After the 2014 general election President Khama had to demand that his vice president be elected by a show of hands, a process opposition parties said undermined the powers of parliament. However other observers indicated that the move was a sign that the ruling party was divided on the mode of selecting a Vice President.
President Khama’s lawyers approached the Attorney General to petition the court to change the voting process from a secret ballot to a show of hands. The Umbrella for Democratic Change (UDC) said Khama’s request was a form of intimidation.
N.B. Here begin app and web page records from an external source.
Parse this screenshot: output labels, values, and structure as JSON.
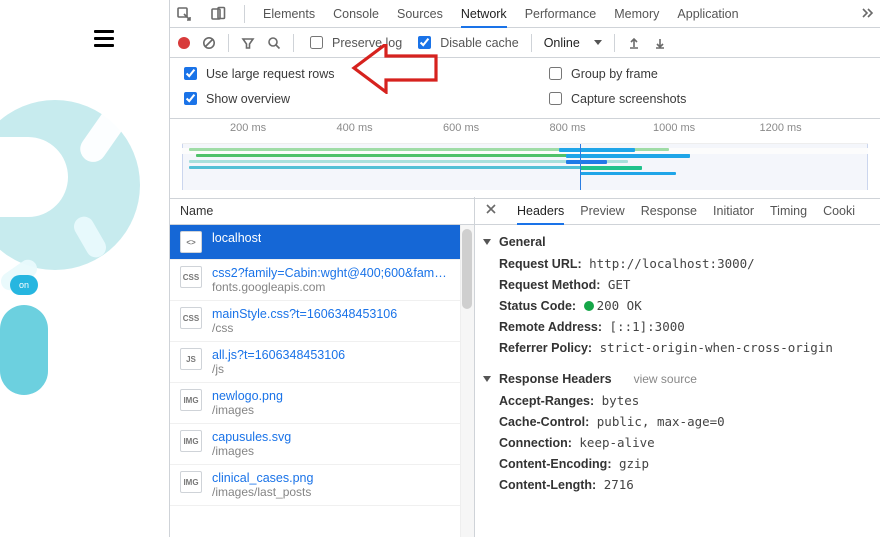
{
  "top_tabs": {
    "items": [
      "Elements",
      "Console",
      "Sources",
      "Network",
      "Performance",
      "Memory",
      "Application"
    ],
    "active_index": 3
  },
  "toolbar": {
    "preserve_log_label": "Preserve log",
    "preserve_log_checked": false,
    "disable_cache_label": "Disable cache",
    "disable_cache_checked": true,
    "throttling_value": "Online"
  },
  "settings": {
    "large_rows_label": "Use large request rows",
    "large_rows_checked": true,
    "show_overview_label": "Show overview",
    "show_overview_checked": true,
    "group_by_frame_label": "Group by frame",
    "group_by_frame_checked": false,
    "capture_screenshots_label": "Capture screenshots",
    "capture_screenshots_checked": false
  },
  "ruler_ticks": [
    "200 ms",
    "400 ms",
    "600 ms",
    "800 ms",
    "1000 ms",
    "1200 ms"
  ],
  "list_header": {
    "name_label": "Name"
  },
  "requests": [
    {
      "name": "localhost",
      "sub": "",
      "icon": "<>",
      "selected": true
    },
    {
      "name": "css2?family=Cabin:wght@400;600&family=.",
      "sub": "fonts.googleapis.com",
      "icon": "CSS"
    },
    {
      "name": "mainStyle.css?t=1606348453106",
      "sub": "/css",
      "icon": "CSS"
    },
    {
      "name": "all.js?t=1606348453106",
      "sub": "/js",
      "icon": "JS"
    },
    {
      "name": "newlogo.png",
      "sub": "/images",
      "icon": "IMG"
    },
    {
      "name": "capusules.svg",
      "sub": "/images",
      "icon": "IMG"
    },
    {
      "name": "clinical_cases.png",
      "sub": "/images/last_posts",
      "icon": "IMG"
    }
  ],
  "detail_tabs": {
    "items": [
      "Headers",
      "Preview",
      "Response",
      "Initiator",
      "Timing",
      "Cooki"
    ],
    "active_index": 0
  },
  "headers": {
    "general_label": "General",
    "general": [
      {
        "k": "Request URL:",
        "v": "http://localhost:3000/"
      },
      {
        "k": "Request Method:",
        "v": "GET"
      },
      {
        "k": "Status Code:",
        "v": "200 OK",
        "status": true
      },
      {
        "k": "Remote Address:",
        "v": "[::1]:3000"
      },
      {
        "k": "Referrer Policy:",
        "v": "strict-origin-when-cross-origin"
      }
    ],
    "response_label": "Response Headers",
    "view_source_label": "view source",
    "response": [
      {
        "k": "Accept-Ranges:",
        "v": "bytes"
      },
      {
        "k": "Cache-Control:",
        "v": "public, max-age=0"
      },
      {
        "k": "Connection:",
        "v": "keep-alive"
      },
      {
        "k": "Content-Encoding:",
        "v": "gzip"
      },
      {
        "k": "Content-Length:",
        "v": "2716"
      }
    ]
  },
  "badge_on": "on"
}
It remains to be seen where this debate is heading as some well-known ruling party figures have openly said they will challenge Vice President, Mokgweetsi Masisi for the Presidency of the party and that of the Republic.
Contacted for comment, BDP secretary general, Botsalo Ntuane declined to comment on the matter.
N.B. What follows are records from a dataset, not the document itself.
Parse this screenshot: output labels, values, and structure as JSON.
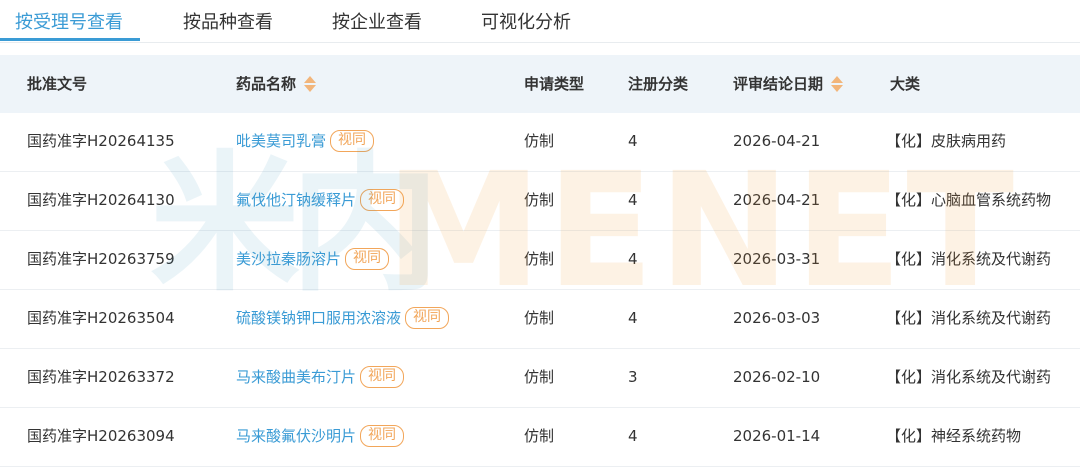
{
  "tabs": [
    {
      "label": "按受理号查看",
      "active": true
    },
    {
      "label": "按品种查看",
      "active": false
    },
    {
      "label": "按企业查看",
      "active": false
    },
    {
      "label": "可视化分析",
      "active": false
    }
  ],
  "watermark": {
    "cn": "米内",
    "en": "MENET"
  },
  "colors": {
    "accent": "#3a9bd5",
    "badge": "#f2a65a",
    "header_bg": "#eef4f9"
  },
  "table": {
    "headers": [
      "批准文号",
      "药品名称",
      "申请类型",
      "注册分类",
      "评审结论日期",
      "大类"
    ],
    "sortable_columns": [
      "药品名称",
      "评审结论日期"
    ],
    "rows": [
      {
        "approval_no": "国药准字H20264135",
        "drug": "吡美莫司乳膏",
        "badge": "视同",
        "app_type": "仿制",
        "reg_class": "4",
        "date": "2026-04-21",
        "category": "【化】皮肤病用药"
      },
      {
        "approval_no": "国药准字H20264130",
        "drug": "氟伐他汀钠缓释片",
        "badge": "视同",
        "app_type": "仿制",
        "reg_class": "4",
        "date": "2026-04-21",
        "category": "【化】心脑血管系统药物"
      },
      {
        "approval_no": "国药准字H20263759",
        "drug": "美沙拉秦肠溶片",
        "badge": "视同",
        "app_type": "仿制",
        "reg_class": "4",
        "date": "2026-03-31",
        "category": "【化】消化系统及代谢药"
      },
      {
        "approval_no": "国药准字H20263504",
        "drug": "硫酸镁钠钾口服用浓溶液",
        "badge": "视同",
        "app_type": "仿制",
        "reg_class": "4",
        "date": "2026-03-03",
        "category": "【化】消化系统及代谢药"
      },
      {
        "approval_no": "国药准字H20263372",
        "drug": "马来酸曲美布汀片",
        "badge": "视同",
        "app_type": "仿制",
        "reg_class": "3",
        "date": "2026-02-10",
        "category": "【化】消化系统及代谢药"
      },
      {
        "approval_no": "国药准字H20263094",
        "drug": "马来酸氟伏沙明片",
        "badge": "视同",
        "app_type": "仿制",
        "reg_class": "4",
        "date": "2026-01-14",
        "category": "【化】神经系统药物"
      }
    ]
  }
}
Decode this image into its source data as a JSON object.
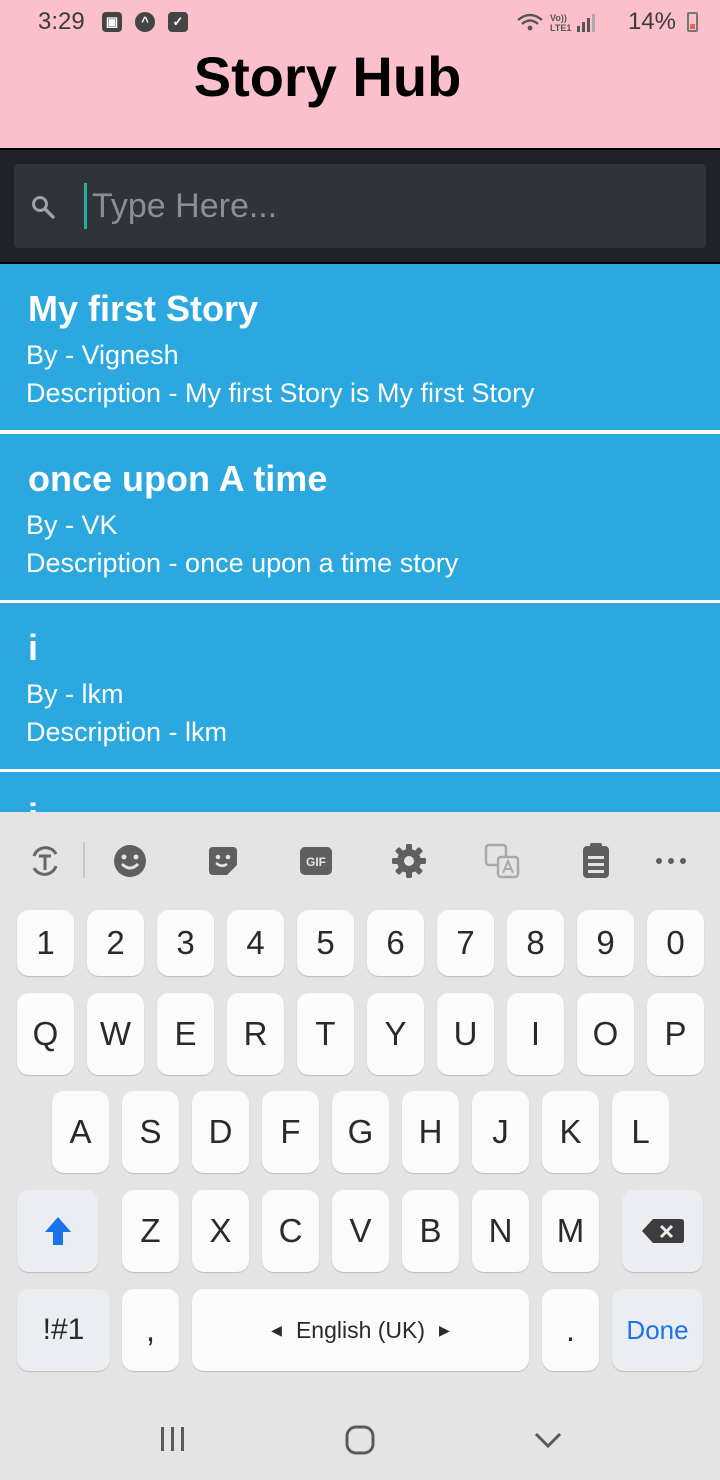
{
  "status": {
    "time": "3:29",
    "battery": "14%"
  },
  "app": {
    "title": "Story Hub"
  },
  "search": {
    "placeholder": "Type Here..."
  },
  "stories": [
    {
      "title": "My first Story",
      "author": "By - Vignesh",
      "description": "Description - My first Story is My first Story"
    },
    {
      "title": "once upon A time",
      "author": "By - VK",
      "description": "Description - once upon a time story"
    },
    {
      "title": "i",
      "author": "By - lkm",
      "description": "Description - lkm"
    },
    {
      "title": "i",
      "author": "",
      "description": ""
    }
  ],
  "keyboard": {
    "toolbar": [
      "text-recognition-icon",
      "emoji-icon",
      "sticker-icon",
      "gif-icon",
      "settings-icon",
      "translate-icon",
      "clipboard-icon",
      "more-icon"
    ],
    "gif_label": "GIF",
    "row_numbers": [
      "1",
      "2",
      "3",
      "4",
      "5",
      "6",
      "7",
      "8",
      "9",
      "0"
    ],
    "row_q": [
      "Q",
      "W",
      "E",
      "R",
      "T",
      "Y",
      "U",
      "I",
      "O",
      "P"
    ],
    "row_a": [
      "A",
      "S",
      "D",
      "F",
      "G",
      "H",
      "J",
      "K",
      "L"
    ],
    "row_z": [
      "Z",
      "X",
      "C",
      "V",
      "B",
      "N",
      "M"
    ],
    "symbols": "!#1",
    "comma": ",",
    "space": "English (UK)",
    "period": ".",
    "done": "Done"
  },
  "colors": {
    "header": "#fbc0cb",
    "card": "#2aa8df",
    "search_band": "#1f2227",
    "accent": "#1a73e8"
  }
}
Botswana Police Service (BPS) has indicated concern about the ongoing trend where the general public falls victim to criminals purporting to be police officers.
According to BPS Assistant Commissioner, Dipheko Motube, the criminals target individuals at shopping malls and Automated Teller Machines (ATMs) where upon approaching the unsuspecting individual the criminals would pretend to have picked a substantial amount of money and they would make a proposal to the victims that the money is counted and shared in an isolated place.
“On the way, as they stop at the isolated place, they would start to count and sharing of the money, a criminal syndicate claiming to be Criminal Investigation Department (CID) officer investigating a case of stolen money will approach them,” said Motube in a statement.
The Commissioner indicated that the fake police officers would instruct the victims to hand over all the cash they have in their possession, including bank cards and Personal Identification Number (PIN), the perpetrators would then proceed to withdraw money from the victim’s bank account.
Motube also revealed that they are also investigating a case in which a 69 year old Motswana woman from Molepolole- who is a victim of the scam- lost over P62 000 last week Friday to the said perpetrators.
“The Criminal syndicate introduced themselves as CID officers investigating a case of robbery where a man accompanying the woman was the suspect.’’
They subsequently went to the woman’s place and took cash amounting to over P12 000 and further swindled amount of P50 000 from the woman’s bank account under the pretext of the further investigations.
In addition, Motube said they are currently investigating the matter and therefore warned the public to be vigilant of such characters and further reminds the public that no police officer would ask for bank cards and PINs during the investigations.
Botswana Congress Party (BCP) leadership walked out of Umbrella for Democratic Change (UDC) National Executive Committee (NEC) meeting this week on account of being targeted by other cooperating partners.
UDC meet for the first time since 2020 after previous futile attempts, but the meeting turned into a circus after other members of the executive pushed for BCP to explain its role in media statements that disparate either UDC and/or contracting parties.
The Director General of the Directorate on Corruption and Economic Crimes (DCEC), Tymon Katlholo’s spirited fight against the contentious transfers of his management team has forced the Office of the President to rescind the controversial decision. However, some insiders suggest that the reversal of the transfers may have left some interested parties with bruised egos and nursing red wounds.
The transfers were seen by observers as a badly calculated move to emasculate the DCEC which is seen as defiant against certain objectionable objectives by certain law enforcement agencies – who are proven decisionists with very little regard for the law and principle.